I’ve put a tweaked version of my previous post (Moving a Linux installation to a new drive and encrypting it) up on Manjaro forums as a tutorial. You can check it out here.
I needed to change out the drive in my light laptop for a bigger one. Of course I didn’t want the hassle of OS reinstallation 1, so I decided to move my Manjaro installation from the drive to the other. My install was, regrettably, unencrypted 2 - I wanted to fix that during the move.
Finally doing some scripting today. I noticed that there are some python-virtualenv-related commands I run often (in my tmux-based “IDE”), so I automated them away to shave off some keystrokes.
So I glued some awesome software together into a shell one-liner and now I can make my announcements with a rainbow tortoise on the CLI :)
A useful feature many web frameworks have is auto-reload. Your app is running in the background, you change the code, and the app is restarted with those changes, so you can try them out immediately. What if you wanted that behavior for everything that you’re writing? And without any coding to implement it over and over in every little project?
Replacing its own definition is a fun/horrifying thing that a Python function can do:
This year at EuroPython (and not only there), I gave a talk about Test Driven Development of Python microservices. I guess you can check it out, if you’re into that kind of stuff. It’s also available in Polish.
I got tired of having to manually build and upload my library (Mountepy) to PyPI, so I decided to do what any sane programmer would do - set up automation 1. But how would my scripts know whether they need to just update the README on PyPI and when to assemble and push a new version of the library? Thanks to the AngularJS commit convention! Oh, and Snap CI will run the whole thing. Why Snap, you ask? See my previous article - Choosing a CI service for your open-source project.

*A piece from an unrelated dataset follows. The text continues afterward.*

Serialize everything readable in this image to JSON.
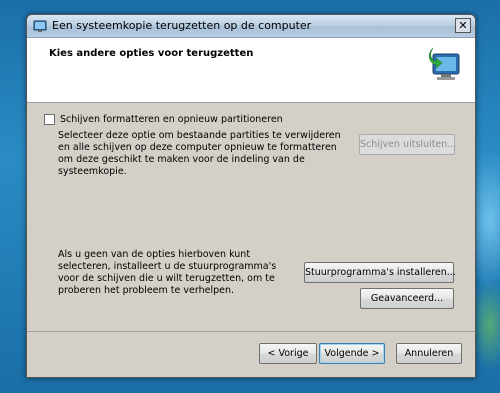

I host my code on GitHub, as probably many or you do 1. The easiest way to have it automatically tested in a clean environment (what everyone should do) is, of course, to use one of the hosted CI services integrated with GitHub.